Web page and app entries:
------------------------------
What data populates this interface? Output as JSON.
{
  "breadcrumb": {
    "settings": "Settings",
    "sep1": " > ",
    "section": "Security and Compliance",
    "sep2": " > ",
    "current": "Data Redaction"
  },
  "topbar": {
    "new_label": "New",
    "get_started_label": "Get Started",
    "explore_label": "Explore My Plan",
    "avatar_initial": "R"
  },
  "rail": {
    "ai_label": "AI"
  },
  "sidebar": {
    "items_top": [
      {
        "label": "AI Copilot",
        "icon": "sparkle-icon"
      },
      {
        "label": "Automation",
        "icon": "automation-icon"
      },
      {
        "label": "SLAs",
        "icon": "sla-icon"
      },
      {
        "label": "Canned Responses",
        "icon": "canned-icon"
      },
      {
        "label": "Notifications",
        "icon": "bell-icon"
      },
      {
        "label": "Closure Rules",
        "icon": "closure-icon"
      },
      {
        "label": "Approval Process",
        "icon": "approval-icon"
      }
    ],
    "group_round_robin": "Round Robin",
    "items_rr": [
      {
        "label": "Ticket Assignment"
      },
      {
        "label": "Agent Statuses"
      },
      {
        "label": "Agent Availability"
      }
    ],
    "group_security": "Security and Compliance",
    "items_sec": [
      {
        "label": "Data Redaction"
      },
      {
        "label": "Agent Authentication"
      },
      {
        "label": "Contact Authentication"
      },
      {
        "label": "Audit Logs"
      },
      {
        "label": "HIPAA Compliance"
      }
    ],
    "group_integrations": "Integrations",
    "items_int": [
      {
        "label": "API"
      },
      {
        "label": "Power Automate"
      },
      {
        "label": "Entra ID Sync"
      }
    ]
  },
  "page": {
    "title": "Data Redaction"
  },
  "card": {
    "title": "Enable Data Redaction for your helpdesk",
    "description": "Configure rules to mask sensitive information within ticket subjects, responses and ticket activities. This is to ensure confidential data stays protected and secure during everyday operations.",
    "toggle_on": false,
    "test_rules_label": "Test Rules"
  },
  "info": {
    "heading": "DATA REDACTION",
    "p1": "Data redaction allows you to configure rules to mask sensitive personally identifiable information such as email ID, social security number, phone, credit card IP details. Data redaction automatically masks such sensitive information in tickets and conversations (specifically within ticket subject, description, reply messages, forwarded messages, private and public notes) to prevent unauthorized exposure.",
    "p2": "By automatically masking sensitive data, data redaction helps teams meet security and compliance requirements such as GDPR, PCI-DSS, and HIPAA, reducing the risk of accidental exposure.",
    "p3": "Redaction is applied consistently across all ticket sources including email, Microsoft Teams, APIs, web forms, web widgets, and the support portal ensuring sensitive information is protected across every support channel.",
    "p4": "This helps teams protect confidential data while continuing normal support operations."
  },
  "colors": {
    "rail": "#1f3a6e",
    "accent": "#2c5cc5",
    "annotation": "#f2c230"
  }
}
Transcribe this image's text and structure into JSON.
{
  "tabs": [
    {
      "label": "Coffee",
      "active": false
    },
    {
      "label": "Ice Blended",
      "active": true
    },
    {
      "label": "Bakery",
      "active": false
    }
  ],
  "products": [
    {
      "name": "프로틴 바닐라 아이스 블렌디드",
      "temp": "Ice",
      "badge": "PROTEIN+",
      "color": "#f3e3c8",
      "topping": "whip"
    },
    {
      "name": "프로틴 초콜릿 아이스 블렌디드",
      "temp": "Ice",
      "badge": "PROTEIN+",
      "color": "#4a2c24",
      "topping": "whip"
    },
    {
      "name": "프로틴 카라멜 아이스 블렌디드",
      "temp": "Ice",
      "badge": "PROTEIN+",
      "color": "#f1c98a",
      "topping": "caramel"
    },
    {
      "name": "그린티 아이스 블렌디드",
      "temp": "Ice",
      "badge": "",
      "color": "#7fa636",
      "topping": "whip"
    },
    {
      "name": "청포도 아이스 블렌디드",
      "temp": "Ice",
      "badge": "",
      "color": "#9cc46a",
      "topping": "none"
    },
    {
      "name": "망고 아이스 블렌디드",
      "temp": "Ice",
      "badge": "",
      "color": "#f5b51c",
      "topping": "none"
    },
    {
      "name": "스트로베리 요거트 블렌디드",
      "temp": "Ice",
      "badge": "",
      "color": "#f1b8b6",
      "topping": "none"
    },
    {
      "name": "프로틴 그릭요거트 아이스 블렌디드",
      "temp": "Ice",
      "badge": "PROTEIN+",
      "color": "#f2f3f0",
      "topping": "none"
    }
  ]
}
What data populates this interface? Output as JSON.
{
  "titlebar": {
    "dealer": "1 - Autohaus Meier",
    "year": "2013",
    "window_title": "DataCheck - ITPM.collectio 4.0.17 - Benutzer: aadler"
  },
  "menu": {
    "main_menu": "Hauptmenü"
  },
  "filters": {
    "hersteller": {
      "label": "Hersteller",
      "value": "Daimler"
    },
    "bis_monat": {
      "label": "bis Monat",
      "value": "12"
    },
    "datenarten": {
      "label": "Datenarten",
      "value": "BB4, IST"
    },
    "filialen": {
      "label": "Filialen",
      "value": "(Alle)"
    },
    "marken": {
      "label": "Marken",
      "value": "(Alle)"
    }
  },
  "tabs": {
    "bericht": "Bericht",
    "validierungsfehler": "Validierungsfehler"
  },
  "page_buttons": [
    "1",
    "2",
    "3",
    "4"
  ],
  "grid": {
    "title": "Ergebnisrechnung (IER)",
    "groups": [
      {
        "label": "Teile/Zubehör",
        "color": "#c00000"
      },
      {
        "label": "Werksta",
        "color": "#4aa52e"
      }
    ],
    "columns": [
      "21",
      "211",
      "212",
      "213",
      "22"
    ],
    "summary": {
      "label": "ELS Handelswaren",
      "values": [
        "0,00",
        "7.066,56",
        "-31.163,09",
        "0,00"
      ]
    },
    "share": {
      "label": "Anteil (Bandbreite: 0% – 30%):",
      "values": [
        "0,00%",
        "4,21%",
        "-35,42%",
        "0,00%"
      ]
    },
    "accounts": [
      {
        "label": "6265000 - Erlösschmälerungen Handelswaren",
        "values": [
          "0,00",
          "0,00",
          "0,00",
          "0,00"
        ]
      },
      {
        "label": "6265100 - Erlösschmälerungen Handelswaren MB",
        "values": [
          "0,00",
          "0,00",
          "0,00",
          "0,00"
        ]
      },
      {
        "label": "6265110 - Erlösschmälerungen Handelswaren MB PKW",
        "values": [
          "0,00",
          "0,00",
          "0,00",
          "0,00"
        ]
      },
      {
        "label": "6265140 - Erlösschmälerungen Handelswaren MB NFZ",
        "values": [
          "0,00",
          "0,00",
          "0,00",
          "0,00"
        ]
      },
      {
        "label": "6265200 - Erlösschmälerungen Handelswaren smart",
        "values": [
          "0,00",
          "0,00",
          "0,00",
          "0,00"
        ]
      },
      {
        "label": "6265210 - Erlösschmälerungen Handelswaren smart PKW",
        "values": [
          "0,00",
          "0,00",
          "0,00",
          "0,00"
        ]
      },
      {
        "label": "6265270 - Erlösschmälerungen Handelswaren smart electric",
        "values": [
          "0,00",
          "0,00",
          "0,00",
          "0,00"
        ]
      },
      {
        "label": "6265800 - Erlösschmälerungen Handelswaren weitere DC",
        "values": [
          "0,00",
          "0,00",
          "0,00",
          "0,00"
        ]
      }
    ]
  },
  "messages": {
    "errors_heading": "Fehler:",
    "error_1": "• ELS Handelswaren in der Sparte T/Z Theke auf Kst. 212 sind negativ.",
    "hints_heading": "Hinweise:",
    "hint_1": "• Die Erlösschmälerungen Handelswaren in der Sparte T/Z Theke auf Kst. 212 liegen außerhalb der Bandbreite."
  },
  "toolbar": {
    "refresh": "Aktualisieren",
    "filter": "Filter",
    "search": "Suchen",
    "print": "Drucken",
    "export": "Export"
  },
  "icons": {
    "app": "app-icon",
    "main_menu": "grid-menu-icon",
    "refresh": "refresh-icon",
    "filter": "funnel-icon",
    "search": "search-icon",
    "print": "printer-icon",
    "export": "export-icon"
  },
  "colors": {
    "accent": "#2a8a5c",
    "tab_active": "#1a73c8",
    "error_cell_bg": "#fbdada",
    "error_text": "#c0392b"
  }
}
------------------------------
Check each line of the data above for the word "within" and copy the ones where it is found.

    "description": "Configure rules to mask sensitive information within ticket subjects, responses and ticket activities. This is to ensure confidential data stays protected and secure during everyday operations.",
    "p1": "Data redaction allows you to configure rules to mask sensitive personally identifiable information such as email ID, social security number, phone, credit card IP details. Data redaction automatically masks such sensitive information in tickets and conversations (specifically within ticket subject, description, reply messages, forwarded messages, private and public notes) to prevent unauthorized exposure.",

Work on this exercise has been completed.